A few months ago, I wrote about smart roads being built in Kansas. Last week, we looked at two Canadian tech companies that are creating ways to reduce energy bills and save money for homeowners. It may seem odd to cover technology on a real estate blog, but as we shift towards a technology-driven future, the distinction between the two is beginning to blur.
When cars were first mass-produced and commercialized, the result was urban sprawl; the habitation of lesser populated areas that we called the suburbs. Cars made it possible to sleep and eat in one place, and work somewhere else. Suddenly, it made sense to live tens of kilometers away from the nearest grocery store or elementary school.
As we inch towards the reality of self-driving cars, it’s worth investigating the effect they will have on the way we live. We know that real estate costs much more when it’s located close to public transit and city centres – exponentially more. Even though it’s possible to commute from beyond the city limits to downtown, there’s no denying those hours would be better spent with loved ones, squeezing in a workout, or simply relaxing.
Self-driving cars will transform the experience of an hour-long commute from frustrating to fun; we’ll catch up on beauty sleep, meditation, FaceTime, or even get to work earlier. Autonomous cars will make commutes more tolerable, and decrease the cost of housing in what are currently convenient (and premium) locations.
99mph is an American company using big data to quantify just how disruptive the arrival of self-driving cars will be on home prices in US metropoles. Their conservative prediction is in the realm of a 1 trillion dollar shift from properties with a convenience premium to those with an inconvenience penalty.
The table below illustrates the U.S. cities that will be impacted the most:

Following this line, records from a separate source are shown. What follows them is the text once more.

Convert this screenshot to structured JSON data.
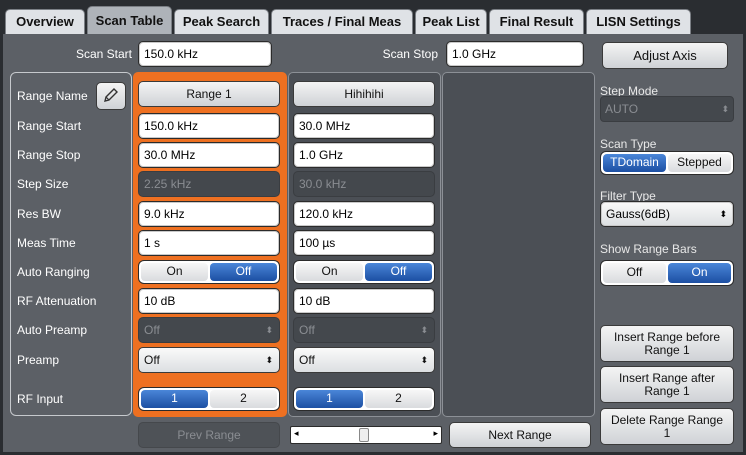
{
  "tabs": [
    {
      "label": "Overview",
      "active": false
    },
    {
      "label": "Scan Table",
      "active": true
    },
    {
      "label": "Peak Search",
      "active": false
    },
    {
      "label": "Traces / Final Meas",
      "active": false
    },
    {
      "label": "Peak List",
      "active": false
    },
    {
      "label": "Final Result",
      "active": false
    },
    {
      "label": "LISN Settings",
      "active": false
    }
  ],
  "scan": {
    "start_label": "Scan Start",
    "start_value": "150.0 kHz",
    "stop_label": "Scan Stop",
    "stop_value": "1.0 GHz",
    "adjust_axis": "Adjust Axis"
  },
  "row_labels": {
    "range_name": "Range Name",
    "range_start": "Range Start",
    "range_stop": "Range Stop",
    "step_size": "Step Size",
    "res_bw": "Res BW",
    "meas_time": "Meas Time",
    "auto_ranging": "Auto Ranging",
    "rf_attenuation": "RF Attenuation",
    "auto_preamp": "Auto Preamp",
    "preamp": "Preamp",
    "rf_input": "RF Input"
  },
  "ranges": [
    {
      "name": "Range 1",
      "start": "150.0 kHz",
      "stop": "30.0 MHz",
      "step": "2.25 kHz",
      "res_bw": "9.0 kHz",
      "meas_time": "1 s",
      "auto_on": "On",
      "auto_off": "Off",
      "auto_selected": "Off",
      "rf_att": "10 dB",
      "auto_preamp": "Off",
      "preamp": "Off",
      "rf_in_1": "1",
      "rf_in_2": "2",
      "rf_in_selected": "1"
    },
    {
      "name": "Hihihihi",
      "start": "30.0 MHz",
      "stop": "1.0 GHz",
      "step": "30.0 kHz",
      "res_bw": "120.0 kHz",
      "meas_time": "100 µs",
      "auto_on": "On",
      "auto_off": "Off",
      "auto_selected": "Off",
      "rf_att": "10 dB",
      "auto_preamp": "Off",
      "preamp": "Off",
      "rf_in_1": "1",
      "rf_in_2": "2",
      "rf_in_selected": "1"
    }
  ],
  "right": {
    "step_mode_label": "Step Mode",
    "step_mode_value": "AUTO",
    "scan_type_label": "Scan Type",
    "scan_type_opt1": "TDomain",
    "scan_type_opt2": "Stepped",
    "scan_type_selected": "TDomain",
    "filter_type_label": "Filter Type",
    "filter_type_value": "Gauss(6dB)",
    "show_range_bars_label": "Show Range Bars",
    "srb_off": "Off",
    "srb_on": "On",
    "srb_selected": "On",
    "insert_before": "Insert Range before Range 1",
    "insert_after": "Insert Range after Range 1",
    "delete_range": "Delete Range Range 1"
  },
  "nav": {
    "prev": "Prev Range",
    "next": "Next Range"
  },
  "colors": {
    "highlight": "#ee7021",
    "toggle_on": "#1c4fa3",
    "panel": "#5c6066"
  }
}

Single-metropolis, or monocentric cities like LA or New York are expecting the biggest shift from convenience properties to those with an inconvenience penalty. Minneapolis and Phoenix, which are poly-centric cities, do not put the same premium on location, and therefore will experience less of a shift.

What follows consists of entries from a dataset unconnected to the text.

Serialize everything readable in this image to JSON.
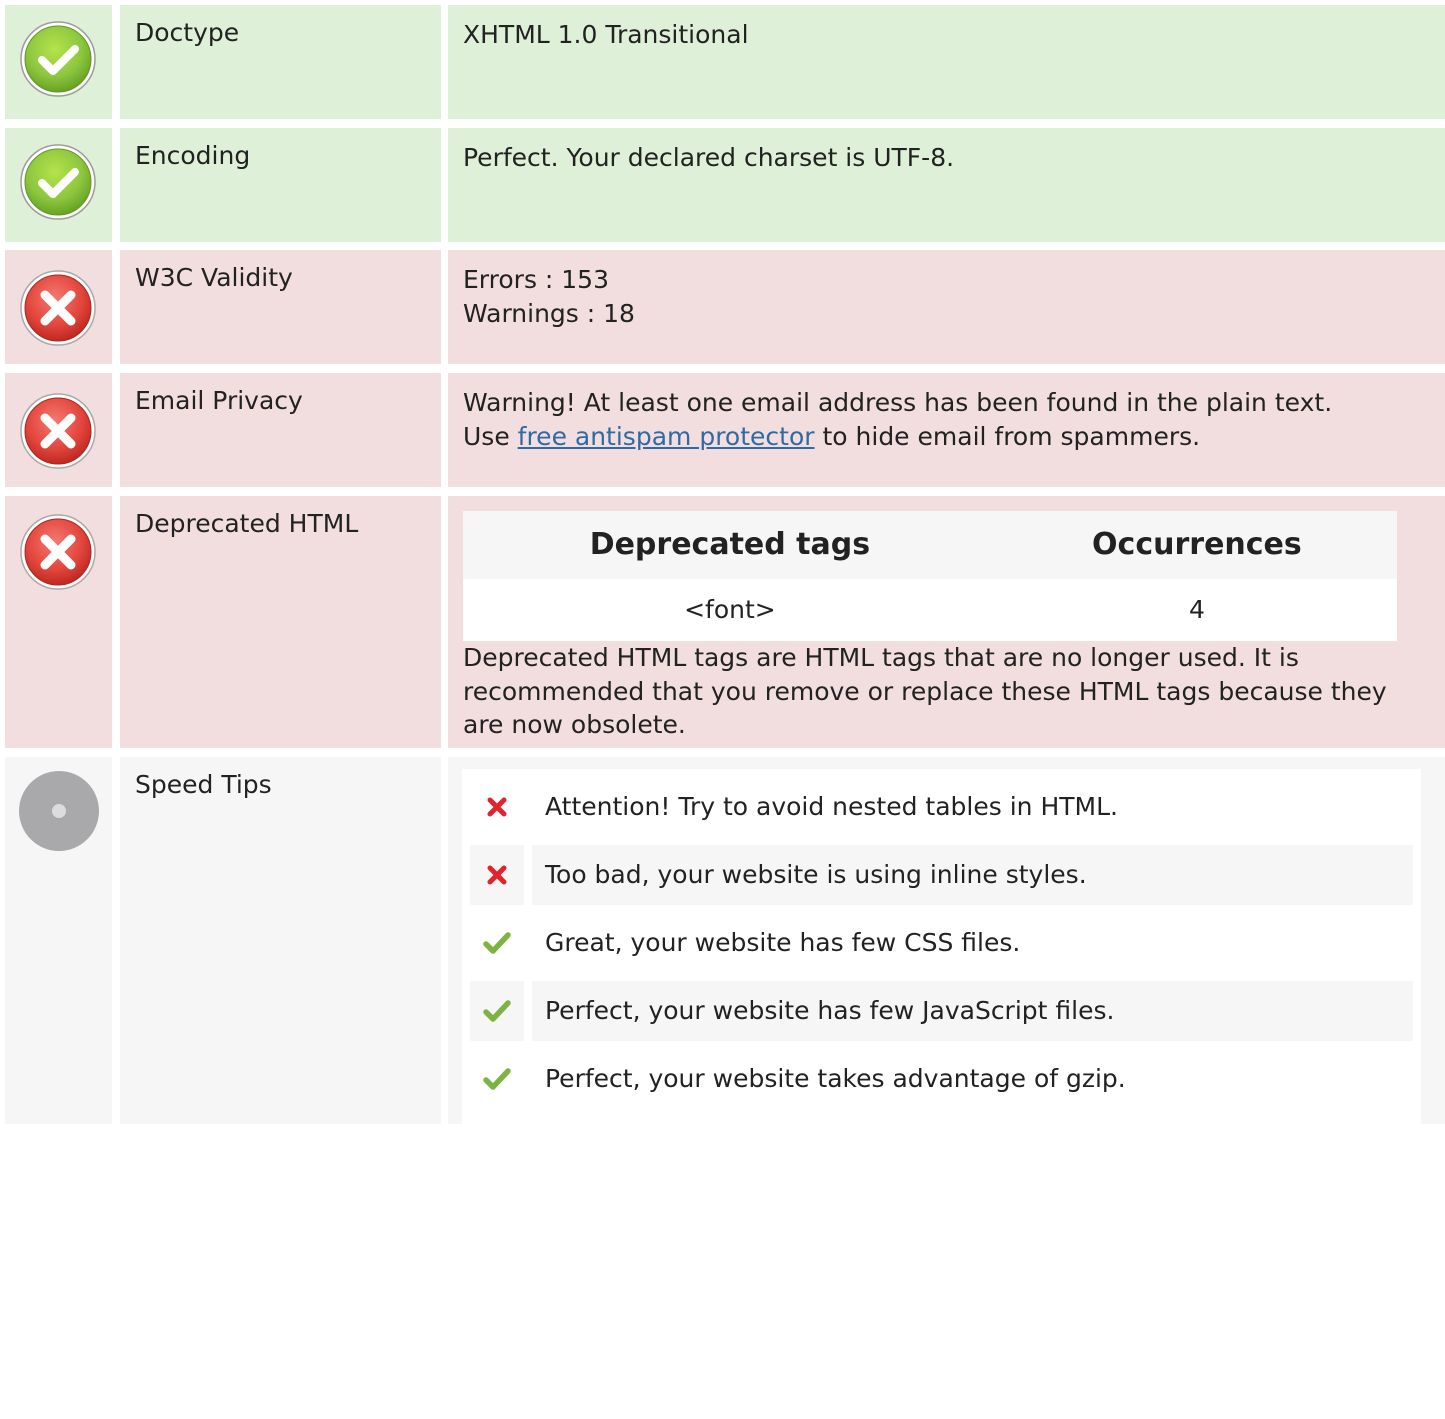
{
  "colors": {
    "ok_bg": "#dff0d8",
    "bad_bg": "#f2dede",
    "neutral_bg": "#f6f6f6",
    "link": "#2e6aa5",
    "cross": "#e0242e",
    "check": "#7cb342"
  },
  "rows": {
    "doctype": {
      "status_icon": "check-circle-icon",
      "label": "Doctype",
      "value": "XHTML 1.0 Transitional"
    },
    "encoding": {
      "status_icon": "check-circle-icon",
      "label": "Encoding",
      "value": "Perfect. Your declared charset is UTF-8."
    },
    "w3c": {
      "status_icon": "x-circle-icon",
      "label": "W3C Validity",
      "errors": "Errors : 153",
      "warnings": "Warnings : 18"
    },
    "email": {
      "status_icon": "x-circle-icon",
      "label": "Email Privacy",
      "line1": "Warning! At least one email address has been found in the plain text.",
      "line2_prefix": "Use ",
      "link_text": "free antispam protector",
      "line2_suffix": " to hide email from spammers."
    },
    "deprecated": {
      "status_icon": "x-circle-icon",
      "label": "Deprecated HTML",
      "table": {
        "headers": [
          "Deprecated tags",
          "Occurrences"
        ],
        "rows": [
          [
            "<font>",
            "4"
          ]
        ]
      },
      "note": "Deprecated HTML tags are HTML tags that are no longer used. It is recommended that you remove or replace these HTML tags because they are now obsolete."
    },
    "speed": {
      "status_icon": "neutral-circle-icon",
      "label": "Speed Tips",
      "tips": [
        {
          "icon": "cross-icon",
          "text": "Attention! Try to avoid nested tables in HTML."
        },
        {
          "icon": "cross-icon",
          "text": "Too bad, your website is using inline styles."
        },
        {
          "icon": "check-icon",
          "text": "Great, your website has few CSS files."
        },
        {
          "icon": "check-icon",
          "text": "Perfect, your website has few JavaScript files."
        },
        {
          "icon": "check-icon",
          "text": "Perfect, your website takes advantage of gzip."
        }
      ]
    }
  }
}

Canada shouldn’t expect a shift of the same magnitude, there are simply fewer people and less money invested in Canadian real estate than in the U.S.. But relative to other Canadian cities, Toronto would appear to be near the top of the chart. We can expect to see a housing shift from Toronto-proper to markets such as Milton, Burlington, Stoney Creek, Barrie, Collingwood, Markham, and Pickering.
Self-driving cars aren’t quite ready for prime time, but they will certainly impact real estate values and buying decisions. The pace of innovation is not slowing down. I’m sure technology will continue to influence our daily lives; self-driving cars are just the beginning. What do you think is next?